◆ GIVEN RECORDS
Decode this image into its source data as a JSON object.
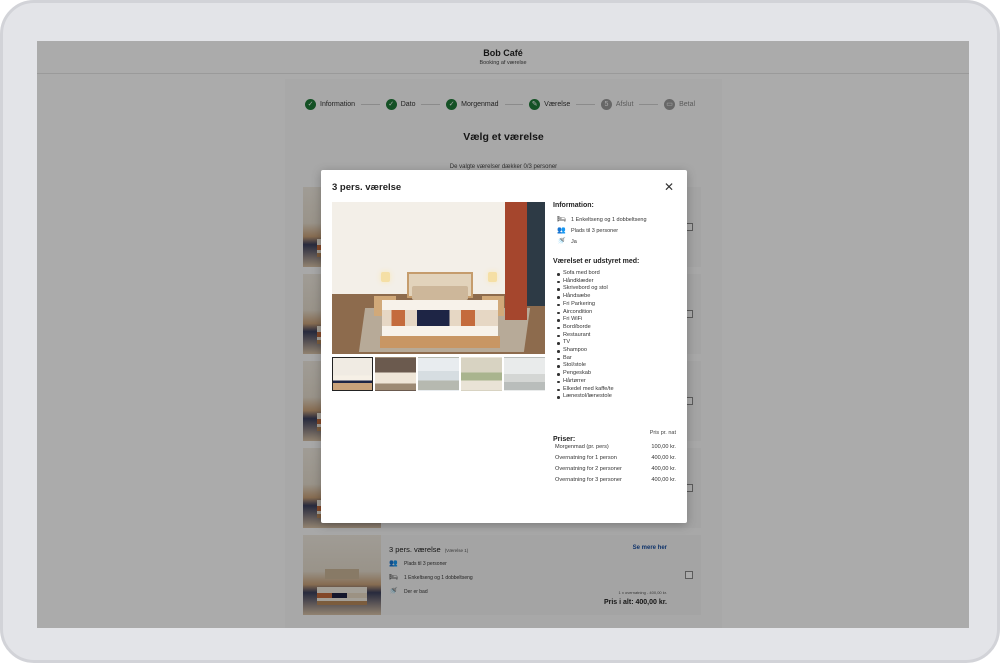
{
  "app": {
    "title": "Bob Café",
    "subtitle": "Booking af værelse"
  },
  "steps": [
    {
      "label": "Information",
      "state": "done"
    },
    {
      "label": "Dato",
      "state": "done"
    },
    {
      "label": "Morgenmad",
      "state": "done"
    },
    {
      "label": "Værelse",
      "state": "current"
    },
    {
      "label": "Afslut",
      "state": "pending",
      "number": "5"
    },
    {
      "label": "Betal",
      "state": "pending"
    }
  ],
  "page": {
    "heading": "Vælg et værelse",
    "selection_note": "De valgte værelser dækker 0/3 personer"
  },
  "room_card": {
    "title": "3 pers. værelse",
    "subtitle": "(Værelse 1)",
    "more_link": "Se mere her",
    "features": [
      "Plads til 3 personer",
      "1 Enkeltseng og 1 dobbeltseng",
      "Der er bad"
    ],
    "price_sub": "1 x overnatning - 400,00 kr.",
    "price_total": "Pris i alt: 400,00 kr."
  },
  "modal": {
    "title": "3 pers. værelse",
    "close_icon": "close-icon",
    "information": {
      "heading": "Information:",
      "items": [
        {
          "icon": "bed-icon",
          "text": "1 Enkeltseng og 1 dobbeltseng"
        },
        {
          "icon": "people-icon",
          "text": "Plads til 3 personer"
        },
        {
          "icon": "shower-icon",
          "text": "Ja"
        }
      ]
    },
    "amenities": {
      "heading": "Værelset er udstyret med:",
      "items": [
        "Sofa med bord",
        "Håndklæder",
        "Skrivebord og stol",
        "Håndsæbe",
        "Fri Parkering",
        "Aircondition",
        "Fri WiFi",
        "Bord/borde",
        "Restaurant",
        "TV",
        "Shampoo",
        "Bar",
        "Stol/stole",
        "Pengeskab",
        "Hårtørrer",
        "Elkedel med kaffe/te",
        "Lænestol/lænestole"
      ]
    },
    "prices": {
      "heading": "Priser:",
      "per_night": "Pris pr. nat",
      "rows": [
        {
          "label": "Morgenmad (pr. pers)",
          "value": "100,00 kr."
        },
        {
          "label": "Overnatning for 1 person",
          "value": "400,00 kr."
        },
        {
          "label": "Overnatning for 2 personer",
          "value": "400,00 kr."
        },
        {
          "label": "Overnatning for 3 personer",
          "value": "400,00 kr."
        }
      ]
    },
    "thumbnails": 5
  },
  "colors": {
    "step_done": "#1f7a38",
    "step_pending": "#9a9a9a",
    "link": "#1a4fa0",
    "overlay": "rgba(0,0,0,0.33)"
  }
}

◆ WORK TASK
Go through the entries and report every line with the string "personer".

◆ RESULT OF THE TASK
    "selection_note": "De valgte værelser dækker 0/3 personer"
      "Plads til 3 personer",
          "text": "Plads til 3 personer"
          "label": "Overnatning for 2 personer",
          "label": "Overnatning for 3 personer",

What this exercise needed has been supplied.